Silicon Valley Bank (SVB) is getting a bailout. That’s the latest news from the United States Treasury Department, which announced it will make depositors in the failed bank whole.

Many of those depositors were tech start-ups, and until Treasury Secretary Janet Yellen’s announcement on Sunday afternoon, they didn’t know if they would make payroll on the 15th of the month. Their investors, famous for their risk-taking, feared massive losses in their portfolios.

The bank’s clients were in a bind because federal insurance only covers deposits up to $250,000. That’s more money than almost anybody would keep in a bank account—but not a start-up! According to the Economist, almost 93 percent of SVB’s deposits were not insured.
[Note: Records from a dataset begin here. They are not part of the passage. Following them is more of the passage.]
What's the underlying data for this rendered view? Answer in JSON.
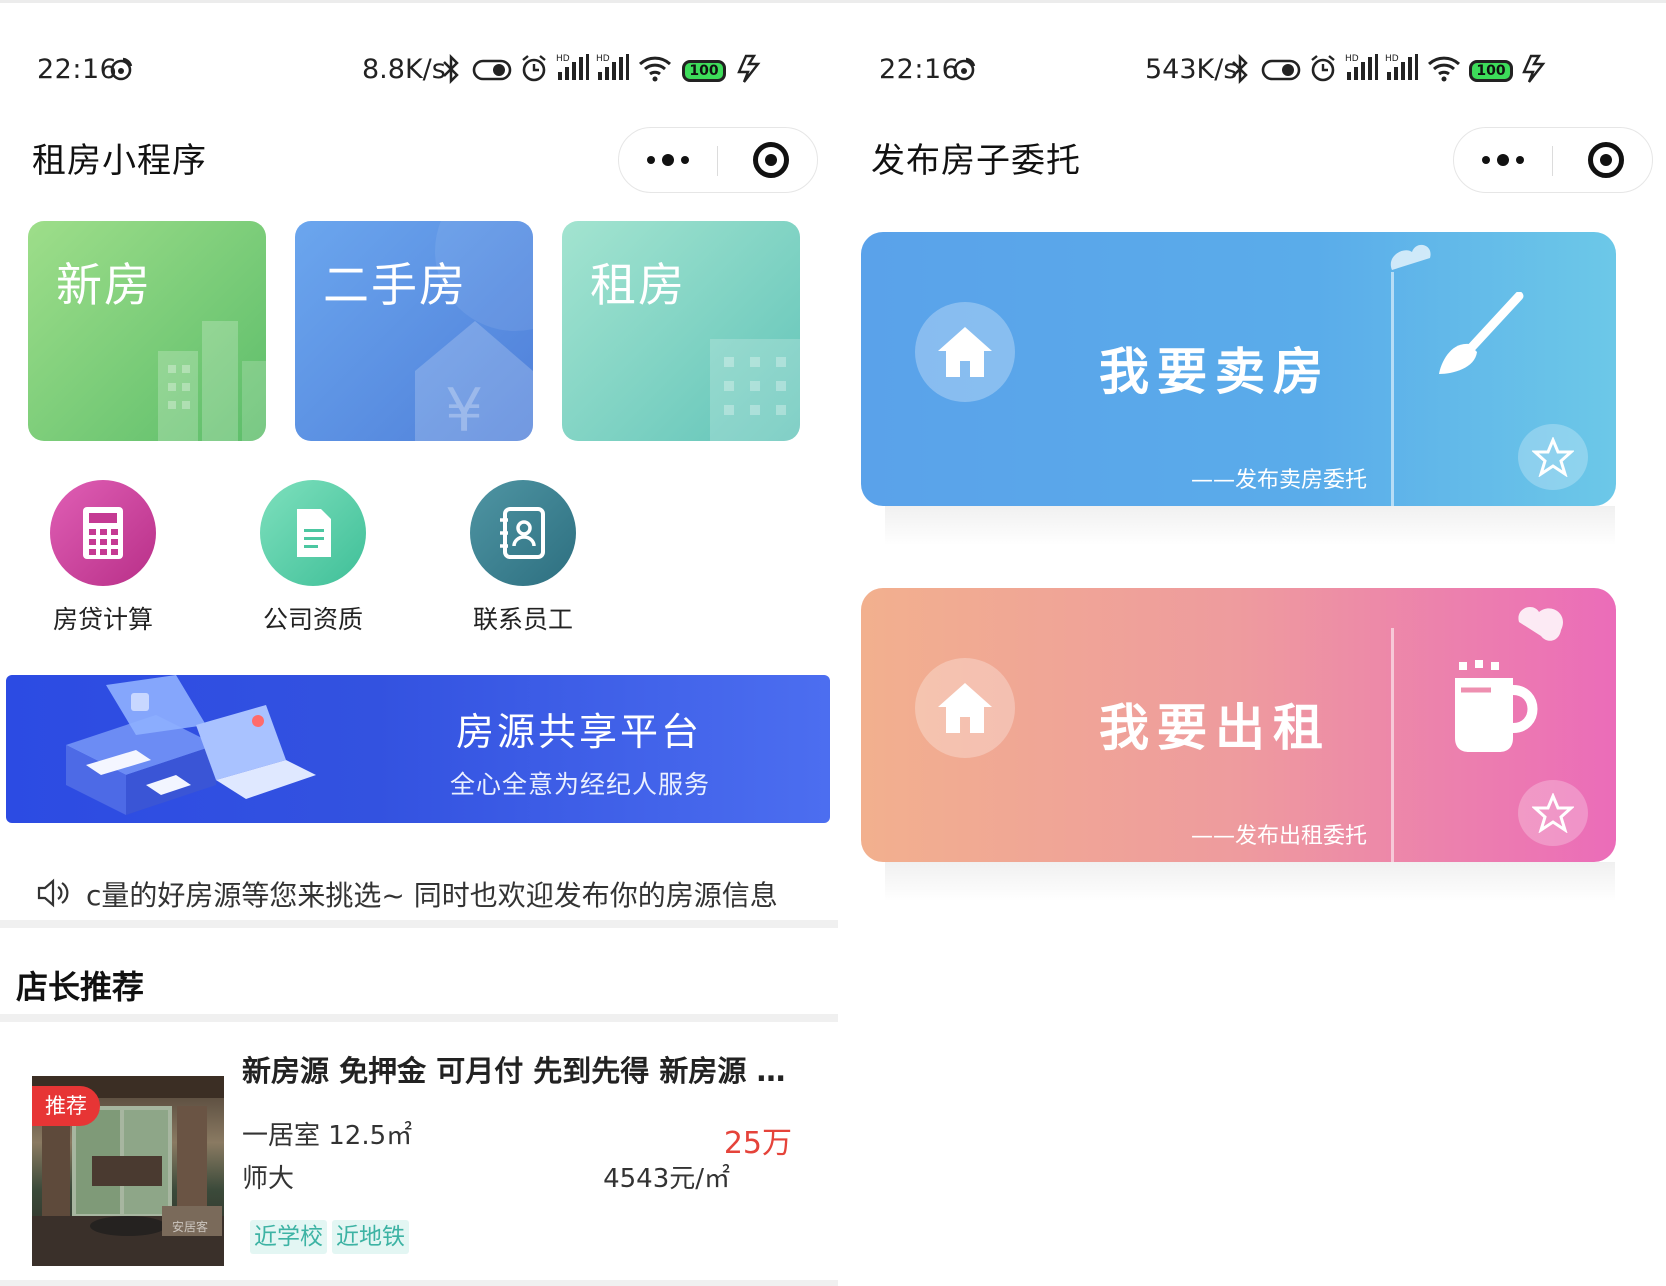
{
  "status_left": {
    "time": "22:16",
    "speed": "8.8K/s",
    "battery": "100"
  },
  "status_right": {
    "time": "22:16",
    "speed": "543K/s",
    "battery": "100"
  },
  "left": {
    "title": "租房小程序",
    "tiles": [
      {
        "label": "新房"
      },
      {
        "label": "二手房"
      },
      {
        "label": "租房"
      }
    ],
    "quick": [
      {
        "label": "房贷计算"
      },
      {
        "label": "公司资质"
      },
      {
        "label": "联系员工"
      }
    ],
    "banner": {
      "title": "房源共享平台",
      "subtitle": "全心全意为经纪人服务"
    },
    "notice": "c量的好房源等您来挑选~ 同时也欢迎发布你的房源信息",
    "section_title": "店长推荐",
    "listing": {
      "badge": "推荐",
      "title": "新房源 免押金 可月付 先到先得 新房源 …",
      "room": "一居室 12.5㎡",
      "price": "25万",
      "area": "师大",
      "unit_price": "4543元/㎡",
      "tags": [
        "近学校",
        "近地铁"
      ]
    }
  },
  "right": {
    "title": "发布房子委托",
    "cards": [
      {
        "title": "我要卖房",
        "subtitle": "——发布卖房委托"
      },
      {
        "title": "我要出租",
        "subtitle": "——发布出租委托"
      }
    ]
  },
  "colors": {
    "sell_card": "#5aa2ea",
    "rent_card": "#eb6cb9",
    "banner": "#2c4be3",
    "price": "#e5433a",
    "tag": "#3db3a4",
    "badge": "#e73535"
  },
  "icons": [
    "weibo-icon",
    "bluetooth-icon",
    "toggle-icon",
    "alarm-icon",
    "signal-icon",
    "wifi-icon",
    "battery-icon",
    "charging-icon",
    "more-dots-icon",
    "target-icon",
    "calculator-icon",
    "document-icon",
    "contact-book-icon",
    "speaker-icon",
    "house-icon",
    "brush-icon",
    "cup-icon",
    "star-icon",
    "cloud-icon"
  ]
}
These entrepreneurs either knew, or should have known, the risks they were taking, and the government should not be in the business of rewarding this arrogance and stupidity. A government bailout is nothing more than a backdoor that will leave taxpayers on the hook for the foolish decisions of so-called capitalists who are unwilling to pay the costs of risks gone awry.

The Fed claims none of the costs of this bailout will be borne by the taxpayer. Don’t be fooled by these word games. SVB’s safety net may be paid with insurance premiums that banks pay to the Federal Deposit Insurance Corporation. That in turn means that banks will charge their customers—the taxpayers—more.

Meanwhile, the tech industry has already benefited tremendously from government policy. From 2020 through the end of 2021, SVB’s assets grew 83 percent—and kept growing into 2022. For at least three years, government policy has underwritten tech speculation and fantastic valuations. Venture capitalists and founders became fantastically rich.